Friday, July 31, 2009


That’s what I was, when I realised the status of renewable energy in Guadeloupe during a recent visit. I was there to participate in a trade mission on renewable energy in the Caribbean, organised by Carib Export in partnership with the Guadeloupe Regional Council.

275kW Vergnet wind turbine at Grand Maison, Guadeloupe.
Photo: H Samuel

Prior to my visit, I knew a few things about what was happening on the French-Caribbean island of 660 square miles (I should say 1710 sq km) and 460,000 people. I had previously written about their geothermal power plant and I was generally aware that there was utility-scale wind energy being used; my impression was that there was a large-ish wind farm on the island.

I soon found out how wrong I was: Guadeloupe boasts a grand total of thirteen wind farms, with over 200 wind turbines having a total installed capacity of 25 MegaWatts.
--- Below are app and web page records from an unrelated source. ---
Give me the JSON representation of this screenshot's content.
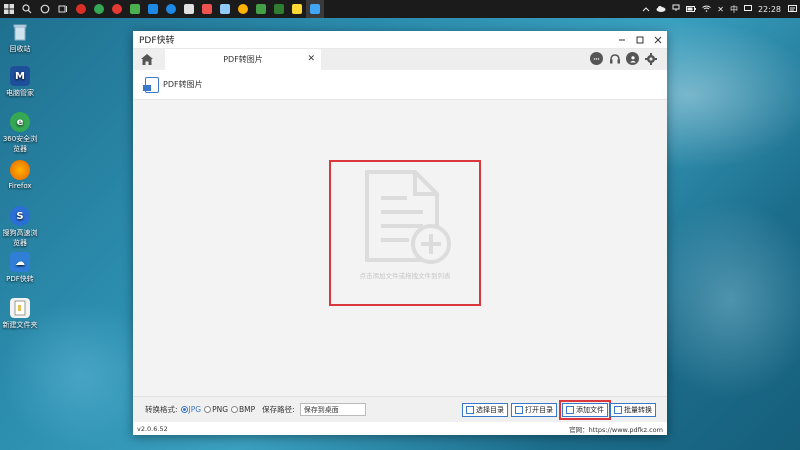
{
  "taskbar": {
    "clock": "22:28",
    "ime": "中",
    "tray_x": "✕"
  },
  "desktop": {
    "icons": [
      {
        "label": "回收站",
        "color": "#9fb8c9",
        "glyph": "🗑"
      },
      {
        "label": "电脑管家",
        "color": "#1d4f9a",
        "glyph": "M"
      },
      {
        "label": "360安全浏览器",
        "color": "#34a853",
        "glyph": "e"
      },
      {
        "label": "Firefox",
        "color": "#e66000",
        "glyph": "●"
      },
      {
        "label": "搜狗高速浏览器",
        "color": "#2a6fd6",
        "glyph": "S"
      },
      {
        "label": "PDF快转",
        "color": "#2f7fd8",
        "glyph": "☁"
      },
      {
        "label": "新建文件夹",
        "color": "#e7c05a",
        "glyph": "▌"
      }
    ]
  },
  "window": {
    "title": "PDF快转",
    "tab_label": "PDF转图片",
    "tab_close": "✕",
    "sub_title": "PDF转图片",
    "drop_hint": "点击添加文件或拖拽文件到列表",
    "format_label": "转换格式:",
    "formats": [
      "JPG",
      "PNG",
      "BMP"
    ],
    "selected_format": "JPG",
    "save_label": "保存路径:",
    "save_value": "保存到桌面",
    "buttons": {
      "choose_dir": "选择目录",
      "open_dir": "打开目录",
      "add_file": "添加文件",
      "batch_convert": "批量转换"
    },
    "version": "v2.0.6.52",
    "website": "官网：https://www.pdfkz.com"
  },
  "colors": {
    "accent": "#3a78c9",
    "highlight": "#d9363e"
  }
}
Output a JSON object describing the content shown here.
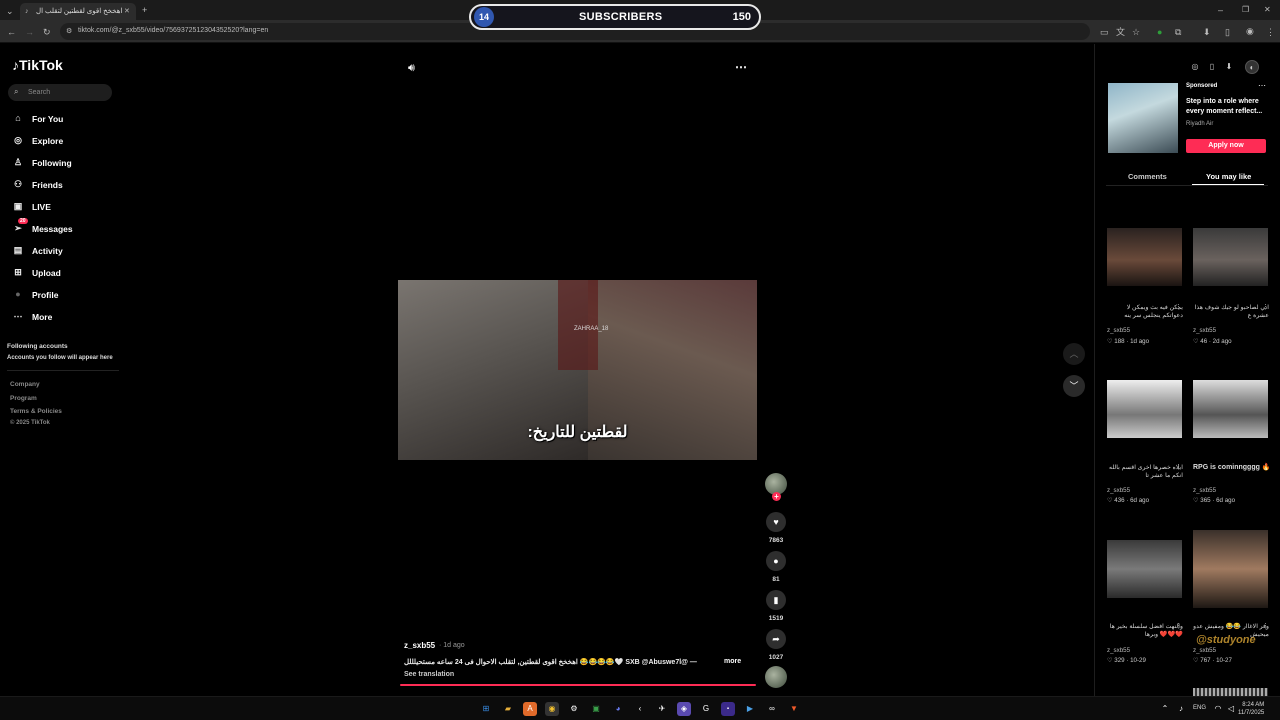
{
  "browser": {
    "tab_title": "اهخخخ اقوى لقطتين لتقلب ال",
    "url": "tiktok.com/@z_sxb55/video/7569372512304352520?lang=en"
  },
  "overlay": {
    "count_left": "14",
    "label": "SUBSCRIBERS",
    "count_right": "150"
  },
  "sidebar": {
    "logo": "TikTok",
    "search_placeholder": "Search",
    "items": [
      {
        "label": "For You",
        "icon": "home-icon"
      },
      {
        "label": "Explore",
        "icon": "compass-icon"
      },
      {
        "label": "Following",
        "icon": "user-follow-icon"
      },
      {
        "label": "Friends",
        "icon": "friends-icon"
      },
      {
        "label": "LIVE",
        "icon": "live-icon"
      },
      {
        "label": "Messages",
        "icon": "send-icon",
        "badge": "20"
      },
      {
        "label": "Activity",
        "icon": "activity-icon"
      },
      {
        "label": "Upload",
        "icon": "upload-icon"
      },
      {
        "label": "Profile",
        "icon": "avatar"
      },
      {
        "label": "More",
        "icon": "more-dots-icon"
      }
    ],
    "following_title": "Following accounts",
    "following_sub": "Accounts you follow will appear here",
    "footer": [
      "Company",
      "Program",
      "Terms & Policies",
      "© 2025 TikTok"
    ]
  },
  "video": {
    "caption_overlay": "لقطتين للتاريخ:",
    "watermark": "ZAHRAA_18",
    "author": "z_sxb55",
    "posted": "· 1d ago",
    "description": "— @SXB @Abuswe7l 🤍😂😂😂😂 اهخخخ اقوى لقطتين, لتقلب الاحوال فى 24 ساعه مستحيلللل",
    "more": "more",
    "see_translation": "See translation",
    "likes": "7863",
    "comments": "81",
    "saves": "1519",
    "shares": "1027"
  },
  "right_panel": {
    "sponsored": "Sponsored",
    "ad_title": "Step into a role where every moment reflect...",
    "ad_brand": "Riyadh Air",
    "ad_button": "Apply now",
    "tabs": [
      "Comments",
      "You may like"
    ],
    "videos": [
      {
        "caption": "يمكن فيه بث ويمكن لا دعواتكم ينجلس سر ينه",
        "author": "z_sxb55",
        "likes": "188",
        "age": "1d ago"
      },
      {
        "caption": "اني لصاحبو لو جيك شوف هذا عشرة ع",
        "author": "z_sxb55",
        "likes": "46",
        "age": "2d ago"
      },
      {
        "caption": "ايلاه خصرها اخرى اقسم بالله انكم ما عشر تا",
        "author": "z_sxb55",
        "likes": "436",
        "age": "6d ago"
      },
      {
        "caption": "RPG is cominngggg 🔥",
        "author": "z_sxb55",
        "likes": "365",
        "age": "6d ago"
      },
      {
        "caption": "والنهت افضل سلسلة بخير ها ❤️❤️❤️ وبرها",
        "author": "z_sxb55",
        "likes": "329",
        "age": "10-29"
      },
      {
        "caption": "وفر الاغاار 😂😂 ومفيش عدو ميحيش",
        "author": "z_sxb55",
        "likes": "767",
        "age": "10-27"
      }
    ]
  },
  "taskbar": {
    "lang": "ENG",
    "time": "8:24 AM",
    "date": "11/7/2025",
    "watermark": "@studyone"
  }
}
That’s only a slice of the renewable energy pie: In addition to the 25MW of wind and the 15MW of geothermal power, Guadeloupe benefits from almost 60 MW of biomass (mostly bagasse from sugar cane); 8.7 MW of hydro power and 2 MW of grid-connected photovoltaics. And, there are 30,000 solar water heaters installed on the island.

In absolute terms, that sounds pretty impressive, but in overall percentage terms, not so much. Renewable energy accounted for 14% of all electricity used on Guadeloupe in 2008, which is less than the figure for St Vincent and the Grenadines, which in 2008 had 17% of its electricity supply from hydro, or Dominica, which had 24% hydro electricity that year.
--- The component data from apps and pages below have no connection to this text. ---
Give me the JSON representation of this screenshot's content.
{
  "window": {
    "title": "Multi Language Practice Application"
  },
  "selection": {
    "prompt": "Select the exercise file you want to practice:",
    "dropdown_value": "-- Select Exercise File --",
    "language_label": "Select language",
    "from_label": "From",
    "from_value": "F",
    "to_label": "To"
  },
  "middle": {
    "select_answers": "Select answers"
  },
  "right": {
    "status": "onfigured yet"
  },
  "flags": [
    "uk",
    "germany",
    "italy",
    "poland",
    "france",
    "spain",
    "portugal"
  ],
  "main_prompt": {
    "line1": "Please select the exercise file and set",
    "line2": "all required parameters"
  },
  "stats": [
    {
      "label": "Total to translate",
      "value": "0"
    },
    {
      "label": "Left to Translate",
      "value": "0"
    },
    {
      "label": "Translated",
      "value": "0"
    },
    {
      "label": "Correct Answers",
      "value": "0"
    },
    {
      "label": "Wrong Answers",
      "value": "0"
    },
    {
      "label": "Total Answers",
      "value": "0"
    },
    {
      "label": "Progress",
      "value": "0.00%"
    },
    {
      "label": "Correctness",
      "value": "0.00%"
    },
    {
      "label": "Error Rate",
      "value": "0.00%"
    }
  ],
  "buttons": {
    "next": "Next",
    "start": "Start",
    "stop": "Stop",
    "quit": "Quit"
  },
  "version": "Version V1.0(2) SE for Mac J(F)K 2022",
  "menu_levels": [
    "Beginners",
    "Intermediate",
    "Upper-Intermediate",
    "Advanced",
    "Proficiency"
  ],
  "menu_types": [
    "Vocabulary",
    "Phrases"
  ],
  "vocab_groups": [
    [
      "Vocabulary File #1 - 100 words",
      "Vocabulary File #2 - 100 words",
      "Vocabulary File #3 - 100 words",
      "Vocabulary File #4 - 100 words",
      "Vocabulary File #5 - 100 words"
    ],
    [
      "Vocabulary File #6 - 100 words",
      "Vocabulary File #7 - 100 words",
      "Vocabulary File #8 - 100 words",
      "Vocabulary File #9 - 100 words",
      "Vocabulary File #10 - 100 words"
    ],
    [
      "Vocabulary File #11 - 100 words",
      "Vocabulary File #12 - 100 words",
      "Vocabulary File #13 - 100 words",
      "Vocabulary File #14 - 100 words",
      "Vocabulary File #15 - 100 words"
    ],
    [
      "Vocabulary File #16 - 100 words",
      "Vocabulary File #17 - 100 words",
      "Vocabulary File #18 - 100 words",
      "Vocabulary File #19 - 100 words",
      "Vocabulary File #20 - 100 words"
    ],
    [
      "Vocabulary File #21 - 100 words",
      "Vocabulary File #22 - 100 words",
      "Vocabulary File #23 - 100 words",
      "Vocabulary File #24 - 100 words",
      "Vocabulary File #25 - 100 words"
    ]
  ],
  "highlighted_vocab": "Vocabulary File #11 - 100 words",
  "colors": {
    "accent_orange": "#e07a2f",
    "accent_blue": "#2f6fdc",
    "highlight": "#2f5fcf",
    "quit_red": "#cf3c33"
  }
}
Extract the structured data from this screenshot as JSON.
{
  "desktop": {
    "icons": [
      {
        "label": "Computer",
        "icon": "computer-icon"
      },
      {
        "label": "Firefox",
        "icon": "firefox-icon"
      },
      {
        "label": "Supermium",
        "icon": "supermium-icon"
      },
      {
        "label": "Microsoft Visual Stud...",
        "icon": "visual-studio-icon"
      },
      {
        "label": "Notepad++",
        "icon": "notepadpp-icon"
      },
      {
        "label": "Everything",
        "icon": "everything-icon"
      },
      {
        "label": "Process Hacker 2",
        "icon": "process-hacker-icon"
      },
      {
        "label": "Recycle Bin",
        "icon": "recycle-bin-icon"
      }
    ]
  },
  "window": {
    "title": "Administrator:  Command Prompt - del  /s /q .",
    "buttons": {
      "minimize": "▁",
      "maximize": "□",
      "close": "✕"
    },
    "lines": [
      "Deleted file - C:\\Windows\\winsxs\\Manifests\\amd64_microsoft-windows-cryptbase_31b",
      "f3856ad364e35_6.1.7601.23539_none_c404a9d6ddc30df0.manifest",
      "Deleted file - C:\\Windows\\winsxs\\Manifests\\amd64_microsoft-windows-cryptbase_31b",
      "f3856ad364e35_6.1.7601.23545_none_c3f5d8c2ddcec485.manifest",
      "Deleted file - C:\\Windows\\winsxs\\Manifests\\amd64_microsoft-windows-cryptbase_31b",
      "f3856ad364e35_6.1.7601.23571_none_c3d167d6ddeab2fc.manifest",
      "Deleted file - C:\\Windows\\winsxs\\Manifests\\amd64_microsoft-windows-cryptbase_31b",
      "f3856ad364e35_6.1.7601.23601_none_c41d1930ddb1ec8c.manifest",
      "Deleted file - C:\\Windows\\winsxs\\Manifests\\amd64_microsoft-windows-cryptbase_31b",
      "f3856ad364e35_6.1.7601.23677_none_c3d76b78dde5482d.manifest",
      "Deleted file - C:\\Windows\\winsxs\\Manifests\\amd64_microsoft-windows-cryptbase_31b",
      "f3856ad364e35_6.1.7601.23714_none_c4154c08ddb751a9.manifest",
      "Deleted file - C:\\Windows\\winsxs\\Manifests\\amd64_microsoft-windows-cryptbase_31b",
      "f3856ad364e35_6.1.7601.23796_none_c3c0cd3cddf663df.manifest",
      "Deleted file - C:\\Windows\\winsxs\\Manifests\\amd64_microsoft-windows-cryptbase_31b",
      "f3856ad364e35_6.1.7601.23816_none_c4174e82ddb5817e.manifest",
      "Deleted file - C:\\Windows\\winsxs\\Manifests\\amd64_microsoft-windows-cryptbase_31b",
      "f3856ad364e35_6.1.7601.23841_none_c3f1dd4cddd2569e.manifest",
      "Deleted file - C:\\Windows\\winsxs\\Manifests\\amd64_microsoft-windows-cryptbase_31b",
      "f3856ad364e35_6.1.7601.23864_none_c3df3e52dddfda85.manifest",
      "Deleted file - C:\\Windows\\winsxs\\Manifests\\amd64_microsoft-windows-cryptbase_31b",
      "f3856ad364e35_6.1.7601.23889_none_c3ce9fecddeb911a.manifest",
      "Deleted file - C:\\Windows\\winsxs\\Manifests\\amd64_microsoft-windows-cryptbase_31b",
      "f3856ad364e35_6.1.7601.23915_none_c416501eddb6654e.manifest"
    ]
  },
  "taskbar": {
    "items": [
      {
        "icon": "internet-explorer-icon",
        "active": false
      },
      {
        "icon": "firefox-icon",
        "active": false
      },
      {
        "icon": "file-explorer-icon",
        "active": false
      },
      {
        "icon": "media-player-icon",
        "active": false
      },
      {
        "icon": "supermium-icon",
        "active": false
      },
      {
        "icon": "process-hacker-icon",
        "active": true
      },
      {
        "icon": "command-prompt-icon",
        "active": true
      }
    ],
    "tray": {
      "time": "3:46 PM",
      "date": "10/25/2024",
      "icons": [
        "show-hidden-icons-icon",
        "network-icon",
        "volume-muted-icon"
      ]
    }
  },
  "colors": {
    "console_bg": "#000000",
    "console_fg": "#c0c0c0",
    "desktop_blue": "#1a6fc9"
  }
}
More to the point is that the local government in 2007 drew up ambitious plans to increase the share of wind and other renewables to a very impressive 50% by 2020. Called the PRERURE (long-term regional energy plan of prospecting and exploitation of renewable energies and the rational use of energy), the plan was formally adopted in May 2008 and is now being implemented. According to Mr Louis Galantine, president of the Commission Energie de Guadeloupe, the plan’s objectives are “ambitious, but realistic and doable”.

One project now approaching completion under the plan is a new school that will be completely powered by renewables. It’s an impressive green energy project (though I think some aspects of it may be overdesigned). The school is intended to house 1200 secondary-level students and their estimated one million kWh of annual electricity consumption is to be entirely supplied by a combination of grid-connected photovoltaics, biomass and wind energy.

Renewables-powered school under construction in Guadeloupe.
Photo: H Samuel

The wind energy is already being generated a few miles away at the Grand Maison wind farm developed by French company Aerowatt, comprised of 5 turbines of 275 kW each, for a total installed capacity of 1.375 MW.

The Grand Maison turbines, made by French company Vergnet, are specifically designed for the Caribbean challenge: they incorporate special lattice towers that are able to be quickly winched down to the ground and secured to a docking frame when a hurricane threatens – as was successfully done in August 2007 as hurricane Dean approached the islands, only a few months after the wind farm was commissioned. (Dean went on to wreak havoc on Dominica’s hydro output by causing a landslide that destroyed one of the island’s three hydro power-stations).

This design approach addresses what I think is perhaps the major problem with wind energy in the region, but the approach also has other benefits. Because the use of a collapsible lattice tower limits the turbine size, this suggests the use of numerous, relatively small turbines spread across the island, as opposed to fewer, larger turbines in one location, to produce a given amount of output.

I believe that this outcome helps to address the intermittency problem of wind power – that sometimes the wind is strong enough to produce energy and sometimes not. If wind power is not available at the same time that there is high demand for power, then the power has to be provided from another source – which tends to be a fossil fuel source.

Because of this, wind power is often considered a fuel replacement option, which cannot completely replace investment in baseload power capacity: the utility still has to have some capacity to cover the idle wind capacity. This balancing act is easier if the wind capacity is broken up into smaller, widely spread units, some of which may be available when others are not.

I think the French Caribbean model is showing us how we should think about wind energy in the Caribbean. Perhaps another trade mission for a closer look is in order?